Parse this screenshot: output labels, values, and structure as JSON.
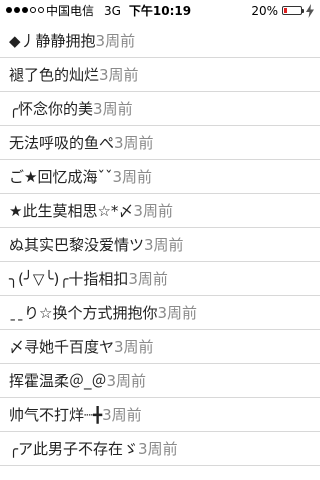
{
  "status_bar": {
    "carrier": "中国电信",
    "network": "3G",
    "time": "下午10:19",
    "battery_percent": "20%",
    "battery_level": 0.2,
    "battery_color": "#e02020"
  },
  "posts": [
    {
      "name": "◆丿静静拥抱",
      "when": "3周前"
    },
    {
      "name": "褪了色的灿烂",
      "when": "3周前"
    },
    {
      "name": "╭怀念你的美",
      "when": "3周前"
    },
    {
      "name": "无法呼吸的鱼ぺ",
      "when": "3周前"
    },
    {
      "name": "ご★回忆成海ˇˇ",
      "when": "3周前"
    },
    {
      "name": "★此生莫相思☆*〆",
      "when": "3周前"
    },
    {
      "name": "ぬ其实巴黎没爱情ツ",
      "when": "3周前"
    },
    {
      "name": "╮(╯▽╰)╭十指相扣",
      "when": "3周前"
    },
    {
      "name": "ˍˍり☆换个方式拥抱你",
      "when": "3周前"
    },
    {
      "name": "〆寻她千百度ヤ",
      "when": "3周前"
    },
    {
      "name": "挥霍温柔＠_＠",
      "when": "3周前"
    },
    {
      "name": "帅气不打烊┈╋",
      "when": "3周前"
    },
    {
      "name": "╭ア此男子不存在ゞ",
      "when": "3周前"
    }
  ]
}
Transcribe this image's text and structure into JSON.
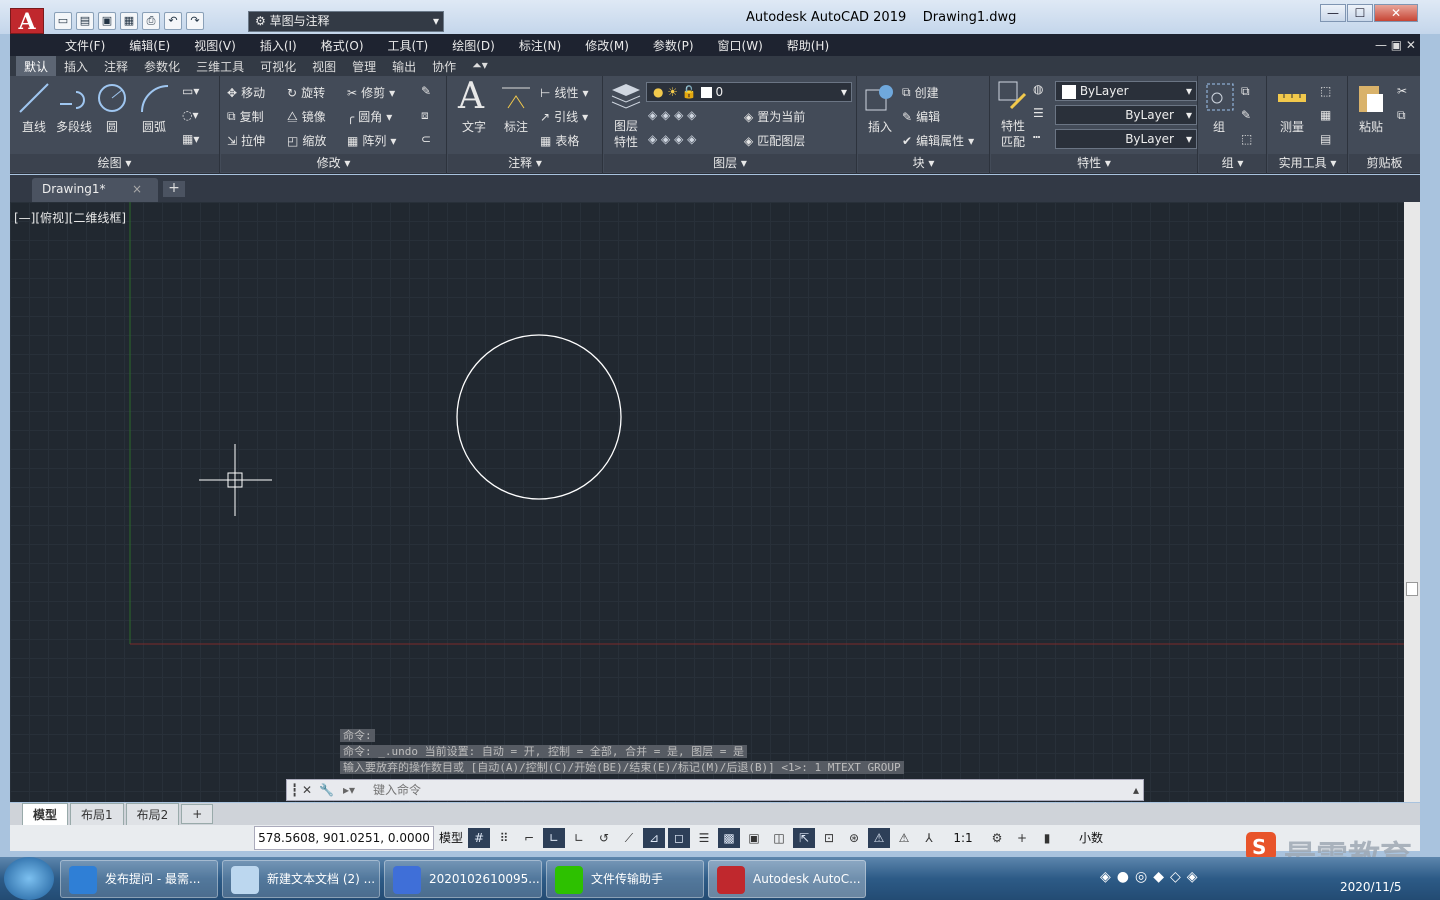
{
  "title_bar": {
    "app_title": "Autodesk AutoCAD 2019",
    "file_name": "Drawing1.dwg",
    "workspace": "草图与注释",
    "logo_letter": "A"
  },
  "menu": [
    "文件(F)",
    "编辑(E)",
    "视图(V)",
    "插入(I)",
    "格式(O)",
    "工具(T)",
    "绘图(D)",
    "标注(N)",
    "修改(M)",
    "参数(P)",
    "窗口(W)",
    "帮助(H)"
  ],
  "ribbon_tabs": [
    "默认",
    "插入",
    "注释",
    "参数化",
    "三维工具",
    "可视化",
    "视图",
    "管理",
    "输出",
    "协作"
  ],
  "panels": {
    "draw": {
      "title": "绘图",
      "line": "直线",
      "polyline": "多段线",
      "circle": "圆",
      "arc": "圆弧"
    },
    "modify": {
      "title": "修改",
      "move": "移动",
      "rotate": "旋转",
      "trim": "修剪",
      "copy": "复制",
      "mirror": "镜像",
      "fillet": "圆角",
      "stretch": "拉伸",
      "scale": "缩放",
      "array": "阵列"
    },
    "annotation": {
      "title": "注释",
      "text": "文字",
      "dimension": "标注",
      "linear": "线性",
      "leader": "引线",
      "table": "表格"
    },
    "layers": {
      "title": "图层",
      "layer_props_1": "图层",
      "layer_props_2": "特性",
      "current_layer": "0",
      "make_current": "置为当前",
      "match_layer": "匹配图层"
    },
    "block": {
      "title": "块",
      "insert": "插入",
      "create": "创建",
      "edit": "编辑",
      "edit_attr": "编辑属性"
    },
    "properties": {
      "title": "特性",
      "match_1": "特性",
      "match_2": "匹配",
      "color": "ByLayer",
      "linetype": "ByLayer",
      "lineweight": "ByLayer"
    },
    "groups": {
      "title": "组",
      "group": "组"
    },
    "utilities": {
      "title": "实用工具",
      "measure": "测量"
    },
    "clipboard": {
      "title": "剪贴板",
      "paste": "粘贴"
    }
  },
  "file_tab": {
    "name": "Drawing1*",
    "close": "×",
    "add": "+"
  },
  "viewport_label": "[—][俯视][二维线框]",
  "command_log": [
    "命令:",
    "命令: _.undo 当前设置: 自动 = 开, 控制 = 全部, 合并 = 是, 图层 = 是",
    "输入要放弃的操作数目或 [自动(A)/控制(C)/开始(BE)/结束(E)/标记(M)/后退(B)] <1>: 1 MTEXT GROUP"
  ],
  "command_input": {
    "placeholder": "键入命令"
  },
  "layout_tabs": [
    "模型",
    "布局1",
    "布局2"
  ],
  "layout_add": "+",
  "status": {
    "coords": "578.5608, 901.0251, 0.0000",
    "model": "模型",
    "scale": "1:1",
    "units": "小数"
  },
  "taskbar": {
    "items": [
      "发布提问 - 最需...",
      "新建文本文档 (2) ...",
      "2020102610095...",
      "文件传输助手",
      "Autodesk AutoC..."
    ],
    "date": "2020/11/5"
  },
  "watermark": "最需教育",
  "colors": {
    "canvas_bg": "#212830",
    "circle": "#ffffff",
    "x_axis": "#7a2a2a",
    "y_axis": "#2a6a2a",
    "accent": "#c0282d"
  }
}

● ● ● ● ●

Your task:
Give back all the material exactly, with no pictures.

Task solution:
Parse this screenshot: output labels, values, and structure as JSON.
{
  "status_bar": {
    "carrier": "中国电信",
    "network": "3G",
    "time": "下午10:19",
    "battery_percent": "20%",
    "battery_level": 0.2,
    "battery_color": "#e02020"
  },
  "posts": [
    {
      "name": "◆丿静静拥抱",
      "when": "3周前"
    },
    {
      "name": "褪了色的灿烂",
      "when": "3周前"
    },
    {
      "name": "╭怀念你的美",
      "when": "3周前"
    },
    {
      "name": "无法呼吸的鱼ぺ",
      "when": "3周前"
    },
    {
      "name": "ご★回忆成海ˇˇ",
      "when": "3周前"
    },
    {
      "name": "★此生莫相思☆*〆",
      "when": "3周前"
    },
    {
      "name": "ぬ其实巴黎没爱情ツ",
      "when": "3周前"
    },
    {
      "name": "╮(╯▽╰)╭十指相扣",
      "when": "3周前"
    },
    {
      "name": "ˍˍり☆换个方式拥抱你",
      "when": "3周前"
    },
    {
      "name": "〆寻她千百度ヤ",
      "when": "3周前"
    },
    {
      "name": "挥霍温柔＠_＠",
      "when": "3周前"
    },
    {
      "name": "帅气不打烊┈╋",
      "when": "3周前"
    },
    {
      "name": "╭ア此男子不存在ゞ",
      "when": "3周前"
    }
  ]
}
Transcribe this image's text and structure into JSON.
{
  "title_bar": {
    "app_title": "Autodesk AutoCAD 2019",
    "file_name": "Drawing1.dwg",
    "workspace": "草图与注释",
    "logo_letter": "A"
  },
  "menu": [
    "文件(F)",
    "编辑(E)",
    "视图(V)",
    "插入(I)",
    "格式(O)",
    "工具(T)",
    "绘图(D)",
    "标注(N)",
    "修改(M)",
    "参数(P)",
    "窗口(W)",
    "帮助(H)"
  ],
  "ribbon_tabs": [
    "默认",
    "插入",
    "注释",
    "参数化",
    "三维工具",
    "可视化",
    "视图",
    "管理",
    "输出",
    "协作"
  ],
  "panels": {
    "draw": {
      "title": "绘图",
      "line": "直线",
      "polyline": "多段线",
      "circle": "圆",
      "arc": "圆弧"
    },
    "modify": {
      "title": "修改",
      "move": "移动",
      "rotate": "旋转",
      "trim": "修剪",
      "copy": "复制",
      "mirror": "镜像",
      "fillet": "圆角",
      "stretch": "拉伸",
      "scale": "缩放",
      "array": "阵列"
    },
    "annotation": {
      "title": "注释",
      "text": "文字",
      "dimension": "标注",
      "linear": "线性",
      "leader": "引线",
      "table": "表格"
    },
    "layers": {
      "title": "图层",
      "layer_props_1": "图层",
      "layer_props_2": "特性",
      "current_layer": "0",
      "make_current": "置为当前",
      "match_layer": "匹配图层"
    },
    "block": {
      "title": "块",
      "insert": "插入",
      "create": "创建",
      "edit": "编辑",
      "edit_attr": "编辑属性"
    },
    "properties": {
      "title": "特性",
      "match_1": "特性",
      "match_2": "匹配",
      "color": "ByLayer",
      "linetype": "ByLayer",
      "lineweight": "ByLayer"
    },
    "groups": {
      "title": "组",
      "group": "组"
    },
    "utilities": {
      "title": "实用工具",
      "measure": "测量"
    },
    "clipboard": {
      "title": "剪贴板",
      "paste": "粘贴"
    }
  },
  "file_tab": {
    "name": "Drawing1*",
    "close": "×",
    "add": "+"
  },
  "viewport_label": "[—][俯视][二维线框]",
  "command_log": [
    "命令:",
    "命令: _.undo 当前设置: 自动 = 开, 控制 = 全部, 合并 = 是, 图层 = 是",
    "输入要放弃的操作数目或 [自动(A)/控制(C)/开始(BE)/结束(E)/标记(M)/后退(B)] <1>: 1 MTEXT GROUP"
  ],
  "command_input": {
    "placeholder": "键入命令"
  },
  "layout_tabs": [
    "模型",
    "布局1",
    "布局2"
  ],
  "layout_add": "+",
  "status": {
    "coords": "578.5608, 901.0251, 0.0000",
    "model": "模型",
    "scale": "1:1",
    "units": "小数"
  },
  "taskbar": {
    "items": [
      "发布提问 - 最需...",
      "新建文本文档 (2) ...",
      "2020102610095...",
      "文件传输助手",
      "Autodesk AutoC..."
    ],
    "date": "2020/11/5"
  },
  "watermark": "最需教育",
  "colors": {
    "canvas_bg": "#212830",
    "circle": "#ffffff",
    "x_axis": "#7a2a2a",
    "y_axis": "#2a6a2a",
    "accent": "#c0282d"
  }
}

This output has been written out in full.